United States District Court, S.D. Illinois
March 5, 2014
MOHAMMED ZAKI AMAWI, Plaintiff,
J.S. WALTON, et al., Defendants.
MEMORANDUM AND ORDER
J. PHIL GILBERT, District Judge.
This matter comes before the Court on a variety of requests within a single filing by plaintiff Mohammed Zaki Amawi (Doc. 77).
I. Objection to Report and Recommendation
The Court first considers the Report and Recommendation ("Report") (Doc. 65) of Magistrate Judge Philip M. Frazier recommending that the Court deny Amawi's motion for a preliminary injunction (Doc. 41). Amawi has objected to the Report (Doc. 77).
The Court may accept, reject or modify, in whole or in part, the findings or recommendations of the magistrate judge in a report and recommendation. Fed.R.Civ.P. 72(b)(3). The Court must review de novo the portions of the report to which objections are made. Id. "If no objection or only partial objection is made, the district court judge reviews those unobjected portions for clear error." Johnson v. Zema Sys. Corp., 170 F.3d 734, 739 (7th Cir. 1999).
Amawi is incarcerated at the United States Penitentiary at Marion, Illinois. He has been confined to the Communications Management Unit for more than four years. In that unit, his communications with outside individuals are monitored and restricted more than those of inmates in other units. He asks the Court to order prison officials to transfer him to general population housing. At the time Magistrate Judge Frazier issued the Report, the defendants had not been served and had not appeared in the case. Consequently, the Court did not have the benefit of adversarial argument on the preliminary injunction factors. On this basis, Magistrate Judge Frazier recommended the Court deny Amawi's motion without prejudice. Amawi objects, complaining that Magistrate Judge Frazier did not explain his decision.
The Court believes Magistrate Judge Frazier's reasoning was sufficiently clear and that he was correct in declining to recommend a preliminary injunction issue without input from both sides of this case, particularly about the relative burdens of granting or denying the motion.

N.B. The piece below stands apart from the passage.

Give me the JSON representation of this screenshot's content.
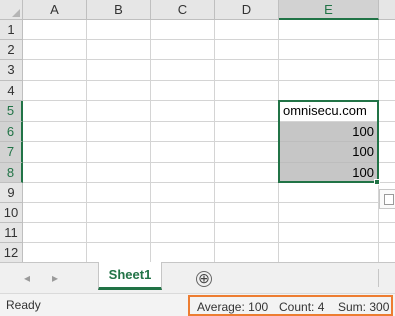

The Court notes that some of the defendants have recently been served and may be able to respond to a newly-filed motion for preliminary injunction should Amawi chose to file one. The Court will therefore adopt the Report (Doc. 65) and deny Amawi's motion for a preliminary injunction without prejudice (Doc. 41).
II. Reconsideration of Court's Threshold Order
Amawi asks the Court to reconsider its decision under 28 U.S.C. § 1915A regarding certain claims he attempted to plead in his complaint (Doc. 8). This filing is duplicative of Amawi's motion for reconsideration (Doc. 38) of the same order, which is still pending. The Court will address Amawi's request for reconsideration when it considers that motion.
III. Objection to Magistrate Judge Frazier's Order
Amawi objects to Magistrate Judge Frazier's November 18, 2013, order (Doc. 64) denying his motion to take judicial notice of a court case (Doc. 40), motions for recruitment of counsel (Doc. 3 & 39), and motion for free copies (Doc. 37).
A district court reviewing a magistrate judge's decision on nondispositive issues should modify or set aside that decision if it is clearly erroneous or contrary to law. See Fed.R.Civ.P. 72(a); 28 U.S.C. § 636(b)(1)(A). Accordingly, the Court will affirm Magistrate Judge Frazier's decision unless his factual findings are clearly erroneous or his legal conclusions are contrary to law. Id.
The Court has reviewed Magistrate Judge Frazier's order and finds that it is not clearly erroneous or contrary to law. Accordingly, the Court will overrule Amawi's objection and will affirm Magistrate Judge Frazier's order.
For the foregoing reasons, the Court:
ADOPTS the Report (Doc. 65) in its entirety;
DENIES Amawi's motion for a preliminary injunction without prejudice (Doc. 41);
STRIKES Amawi's request for reconsideration (Doc. 77) as duplicative of his pending motion for reconsideration (Doc. 38);
OVERRULES Amawi's objection (Doc. 77) to Magistrate Judge Frazier's November 18, 2013, order (Doc. 64); and
AFFIRMS that order (Doc. 64).
IT IS SO ORDERED.